I had a very special relationship with my aunt Clara. I think everyone who met her did. She was vivacious, funny but also firm. When she got angry, sparks would fly but when she was happy, she was so loving and generous. She took you under her wing and made you feel special, like you were the only person that mattered. I thought the world of her and remember a time that she came to Australia for my sister’s wedding, when I was 13. I cried for days when she left, hugging the blue shawl she had made that she had left behind, as the scent of her gradually faded. She worked very hard all her life, in spite of health problems and cared for her mother until she was over 90. I lived with her, my uncle Mario and my nonna when I was 15 and went to school in Italy for a year.
Clara wasn’t a good cook; she was far too busy with her shop. She had excellent business acumen and ran several shops during her life (including the one above). Her fabric shop is the only one that I remember, it was called Scampoli (which means “offcuts (of fabric)”). This was at a time when everyone who could afford it went to a dressmaker to have their shirts, skirts and jackets custom made. She would travel to Milano or Bologna to purchase the best fabrics several times a month. The rest of the time she was working in the shop, managing staff and assisting her customers to buy the latest fabric: a finely patterned silk for a shirt or the latest woollen plaid for a pair of winter trousers.

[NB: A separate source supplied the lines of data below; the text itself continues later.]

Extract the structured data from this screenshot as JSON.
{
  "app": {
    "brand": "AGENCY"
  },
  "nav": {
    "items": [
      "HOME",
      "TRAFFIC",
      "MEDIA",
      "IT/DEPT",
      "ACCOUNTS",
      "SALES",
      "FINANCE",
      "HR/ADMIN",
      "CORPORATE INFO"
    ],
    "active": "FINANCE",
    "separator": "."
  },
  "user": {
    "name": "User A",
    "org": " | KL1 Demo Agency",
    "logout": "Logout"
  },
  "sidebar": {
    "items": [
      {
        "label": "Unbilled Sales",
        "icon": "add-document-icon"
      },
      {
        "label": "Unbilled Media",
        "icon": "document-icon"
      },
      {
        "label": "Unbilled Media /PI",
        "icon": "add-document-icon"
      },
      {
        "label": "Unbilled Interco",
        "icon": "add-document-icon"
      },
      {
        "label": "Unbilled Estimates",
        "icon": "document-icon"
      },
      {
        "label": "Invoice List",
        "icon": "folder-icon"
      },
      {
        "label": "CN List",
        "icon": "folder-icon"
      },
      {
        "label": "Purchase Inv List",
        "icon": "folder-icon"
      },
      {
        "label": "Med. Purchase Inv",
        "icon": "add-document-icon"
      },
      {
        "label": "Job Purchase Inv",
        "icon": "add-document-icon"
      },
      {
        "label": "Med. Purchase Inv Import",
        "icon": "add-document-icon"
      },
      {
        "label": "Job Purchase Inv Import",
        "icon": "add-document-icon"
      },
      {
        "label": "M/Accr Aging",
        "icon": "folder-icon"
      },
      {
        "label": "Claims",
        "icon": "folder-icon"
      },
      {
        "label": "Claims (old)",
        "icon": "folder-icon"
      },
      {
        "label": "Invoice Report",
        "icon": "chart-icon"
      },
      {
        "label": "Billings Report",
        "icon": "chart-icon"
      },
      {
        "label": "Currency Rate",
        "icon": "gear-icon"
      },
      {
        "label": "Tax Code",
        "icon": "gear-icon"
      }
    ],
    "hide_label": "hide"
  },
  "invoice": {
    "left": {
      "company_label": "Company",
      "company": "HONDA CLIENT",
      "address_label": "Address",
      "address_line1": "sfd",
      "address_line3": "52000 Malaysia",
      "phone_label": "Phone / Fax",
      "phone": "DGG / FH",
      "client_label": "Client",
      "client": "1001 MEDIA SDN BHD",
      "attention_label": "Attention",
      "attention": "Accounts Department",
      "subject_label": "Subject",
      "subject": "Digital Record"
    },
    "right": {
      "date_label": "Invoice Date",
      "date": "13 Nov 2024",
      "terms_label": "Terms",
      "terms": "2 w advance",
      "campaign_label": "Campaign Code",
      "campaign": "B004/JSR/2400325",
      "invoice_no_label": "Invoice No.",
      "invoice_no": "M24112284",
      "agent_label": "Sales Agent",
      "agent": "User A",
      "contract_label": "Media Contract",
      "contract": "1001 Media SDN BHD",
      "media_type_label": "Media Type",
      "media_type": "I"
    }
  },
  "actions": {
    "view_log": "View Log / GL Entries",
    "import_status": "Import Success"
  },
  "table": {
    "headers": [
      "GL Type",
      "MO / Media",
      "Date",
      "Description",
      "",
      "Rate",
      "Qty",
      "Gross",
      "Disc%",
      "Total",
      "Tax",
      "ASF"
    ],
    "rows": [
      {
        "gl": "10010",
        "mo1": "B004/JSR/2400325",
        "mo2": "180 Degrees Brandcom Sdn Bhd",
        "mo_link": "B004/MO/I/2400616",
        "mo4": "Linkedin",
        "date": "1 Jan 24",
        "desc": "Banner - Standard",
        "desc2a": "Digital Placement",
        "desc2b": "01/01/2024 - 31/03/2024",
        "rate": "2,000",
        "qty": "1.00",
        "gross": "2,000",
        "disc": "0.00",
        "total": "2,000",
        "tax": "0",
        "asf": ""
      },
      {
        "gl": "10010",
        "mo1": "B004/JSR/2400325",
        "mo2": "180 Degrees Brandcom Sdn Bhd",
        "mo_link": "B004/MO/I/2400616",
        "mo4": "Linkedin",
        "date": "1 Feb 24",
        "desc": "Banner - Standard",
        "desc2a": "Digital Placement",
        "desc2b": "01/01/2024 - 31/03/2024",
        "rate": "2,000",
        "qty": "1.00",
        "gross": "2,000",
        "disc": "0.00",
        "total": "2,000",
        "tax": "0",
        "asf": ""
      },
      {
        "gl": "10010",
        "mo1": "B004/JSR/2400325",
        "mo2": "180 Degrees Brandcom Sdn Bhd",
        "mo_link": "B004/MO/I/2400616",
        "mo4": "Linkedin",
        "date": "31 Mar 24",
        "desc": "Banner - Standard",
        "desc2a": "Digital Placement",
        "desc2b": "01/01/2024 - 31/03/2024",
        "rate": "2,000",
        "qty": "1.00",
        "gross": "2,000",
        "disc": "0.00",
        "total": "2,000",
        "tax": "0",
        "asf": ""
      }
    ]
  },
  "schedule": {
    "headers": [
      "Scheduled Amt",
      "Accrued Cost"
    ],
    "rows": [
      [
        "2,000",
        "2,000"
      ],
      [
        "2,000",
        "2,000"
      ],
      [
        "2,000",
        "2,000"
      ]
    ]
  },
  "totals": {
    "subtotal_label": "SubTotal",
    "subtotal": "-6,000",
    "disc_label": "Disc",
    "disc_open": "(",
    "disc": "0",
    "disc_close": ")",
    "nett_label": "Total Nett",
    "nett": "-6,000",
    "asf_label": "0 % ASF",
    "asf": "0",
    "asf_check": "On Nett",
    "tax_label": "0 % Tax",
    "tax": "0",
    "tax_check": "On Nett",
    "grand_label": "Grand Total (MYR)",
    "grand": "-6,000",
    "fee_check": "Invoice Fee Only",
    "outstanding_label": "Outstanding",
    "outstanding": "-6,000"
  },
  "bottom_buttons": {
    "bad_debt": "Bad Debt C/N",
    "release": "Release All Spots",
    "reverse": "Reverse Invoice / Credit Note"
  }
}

In spite of her lack of interest in cooking, she had perfected a couple of recipes, that she made occasionally, and these are the ones I remember with great fondness from the year I spent living with her:
- her meat brasato, in which she put the same weight of onions as she did of beef. It was cooked slowly over many hours, and had hardly any tomato. It was a rich golden brown; I remember eating it with potato gnocchi.
her torta Cornelia, which was made with a dozen eggs. It was a very fancy tall cake, with multiple layers filled with a chocolate hazelnut cream. She and her husband Mario would prepare it at Christmas time, as a gift for a few very special friends. Italians love giving cake for presents and I can imagine no greater joy than giving this cake
her golosoni, which were little chocolate and hazelnut balls, laced with strong coffee and dark rum. The word goloso means greedy, so I guess the meaning behind them is that when you have them, you become greedy for more.
A few weeks ago mamma told me she had a surprise for me. When I went over she proudly handed over a recipe written on a pink piece of paper: “look what I found at the back of an old note pad”. It was in zia Clara’s hand-writing, and must have been written by her when she was last here in the 1980s and it was her recipe for golosoni. There is something so poignant about finding a hand-written note from someone who is no longer with us, as she passed away in July 2012. I like to image her sitting in our kitchen in Melbourne, after maybe having made golosoni for us, writing the recipe and chatting to my mother (she loved to chat).
So I went home and made them, which was slightly tricky as her measurement of “un cucchiaio” (meaning tablespoon), was not a 15ml Australian tablespoon – it must have been a spoon in her kitchen drawer of a capacity of about 10ml. Then there was the challenge of “una noce di burro” (a nut of butter), which I took to mean a small walnut, but I really could not be sure. The first lot were really soft, so I remade them with measurement changes, omitted the rum (which was in her original recipe) and decreased the sugar. I loved the way they worked out – chocolatey, rich but with a strong coffee hit. If you decide to make golosoni, remember that using good quality dark chocolate will result in fantastic quality golosoni. When I was in Italy last year, my uncle gave me the recipe for Torta Cornelia which zia Clara made for the northern Christmas. It sounds like a festive and rich wintery cake, it will definitely be on my to-bake list when the weather gets cooler.
100g good quality dark chocolate
80g caster sugar
3 tablespoons very strong espresso
20g unsalted butter, melted
dark cocoa for dusting
Process the nuts in a mini processor until they are very fine. Set aside. Process the chocolate in a mini-processor as well until it is fine (or you could grate it with a box grater). Set aside.
Dissolve the sugar in the coffee by stirring it vigorously (you can do this when the coffee is warm so the sugar dissolves more easily then allow it to cool before using). Place the coffee mixture in a medium sized bowl and stir in the melted butter, and finally add the nuts, chocolate and pinch of salt, folding the mixture until it is well incorporated. Cover with cling film and place in the fridge for at least two hours (or the freezer for 30 minutes) until the mixture is quite firm.
Remove from the fridge and make 20g balls of mixture, quickly rolling them in the cocoa so they are well covered in the powder. Place in the fridge for at least an hour or more before serving. Golosoni should be stored in the fridge and eaten quite cold.